**What is expected:** Nothing but the line holding "What data populates" and the lines after it, through the end of the records, should be set down, each exactly as it is.

** Given data follows **

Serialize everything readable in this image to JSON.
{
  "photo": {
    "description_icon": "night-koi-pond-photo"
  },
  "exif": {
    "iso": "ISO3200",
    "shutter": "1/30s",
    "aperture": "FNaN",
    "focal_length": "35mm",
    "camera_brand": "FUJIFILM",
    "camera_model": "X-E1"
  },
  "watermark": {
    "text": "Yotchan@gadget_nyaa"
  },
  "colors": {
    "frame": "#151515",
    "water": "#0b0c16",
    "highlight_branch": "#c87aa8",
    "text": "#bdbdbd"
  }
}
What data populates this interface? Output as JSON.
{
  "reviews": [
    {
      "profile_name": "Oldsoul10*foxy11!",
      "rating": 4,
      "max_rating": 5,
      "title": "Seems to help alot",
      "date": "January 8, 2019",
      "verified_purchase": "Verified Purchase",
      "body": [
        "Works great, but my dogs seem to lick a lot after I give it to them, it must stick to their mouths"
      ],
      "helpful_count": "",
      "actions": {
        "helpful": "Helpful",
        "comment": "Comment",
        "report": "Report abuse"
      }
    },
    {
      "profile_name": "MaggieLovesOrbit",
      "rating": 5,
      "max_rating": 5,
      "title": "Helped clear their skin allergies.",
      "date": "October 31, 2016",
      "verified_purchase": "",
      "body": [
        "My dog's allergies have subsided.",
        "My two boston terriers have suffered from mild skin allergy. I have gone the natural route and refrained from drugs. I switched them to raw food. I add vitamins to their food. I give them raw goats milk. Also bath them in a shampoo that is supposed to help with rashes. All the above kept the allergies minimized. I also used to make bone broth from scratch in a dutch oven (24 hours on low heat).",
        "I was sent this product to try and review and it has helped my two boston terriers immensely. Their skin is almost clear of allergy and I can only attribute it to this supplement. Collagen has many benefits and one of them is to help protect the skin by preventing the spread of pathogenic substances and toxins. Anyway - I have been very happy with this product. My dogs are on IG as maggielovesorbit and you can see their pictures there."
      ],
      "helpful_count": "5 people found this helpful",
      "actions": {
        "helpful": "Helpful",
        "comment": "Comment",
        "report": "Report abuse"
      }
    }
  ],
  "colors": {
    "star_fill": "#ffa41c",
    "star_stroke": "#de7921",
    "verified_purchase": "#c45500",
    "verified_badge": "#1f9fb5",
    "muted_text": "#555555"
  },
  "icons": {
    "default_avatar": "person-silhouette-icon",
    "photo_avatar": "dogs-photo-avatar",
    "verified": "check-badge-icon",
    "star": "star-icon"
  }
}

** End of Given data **

**Exercise solution:**
What data populates this interface? Output as JSON.
{
  "reviews": [
    {
      "profile_name": "Oldsoul10*foxy11!",
      "rating": 4,
      "max_rating": 5,
      "title": "Seems to help alot",
      "date": "January 8, 2019",
      "verified_purchase": "Verified Purchase",
      "body": [
        "Works great, but my dogs seem to lick a lot after I give it to them, it must stick to their mouths"
      ],
      "helpful_count": "",
      "actions": {
        "helpful": "Helpful",
        "comment": "Comment",
        "report": "Report abuse"
      }
    },
    {
      "profile_name": "MaggieLovesOrbit",
      "rating": 5,
      "max_rating": 5,
      "title": "Helped clear their skin allergies.",
      "date": "October 31, 2016",
      "verified_purchase": "",
      "body": [
        "My dog's allergies have subsided.",
        "My two boston terriers have suffered from mild skin allergy. I have gone the natural route and refrained from drugs. I switched them to raw food. I add vitamins to their food. I give them raw goats milk. Also bath them in a shampoo that is supposed to help with rashes. All the above kept the allergies minimized. I also used to make bone broth from scratch in a dutch oven (24 hours on low heat).",
        "I was sent this product to try and review and it has helped my two boston terriers immensely. Their skin is almost clear of allergy and I can only attribute it to this supplement. Collagen has many benefits and one of them is to help protect the skin by preventing the spread of pathogenic substances and toxins. Anyway - I have been very happy with this product. My dogs are on IG as maggielovesorbit and you can see their pictures there."
      ],
      "helpful_count": "5 people found this helpful",
      "actions": {
        "helpful": "Helpful",
        "comment": "Comment",
        "report": "Report abuse"
      }
    }
  ],
  "colors": {
    "star_fill": "#ffa41c",
    "star_stroke": "#de7921",
    "verified_purchase": "#c45500",
    "verified_badge": "#1f9fb5",
    "muted_text": "#555555"
  },
  "icons": {
    "default_avatar": "person-silhouette-icon",
    "photo_avatar": "dogs-photo-avatar",
    "verified": "check-badge-icon",
    "star": "star-icon"
  }
}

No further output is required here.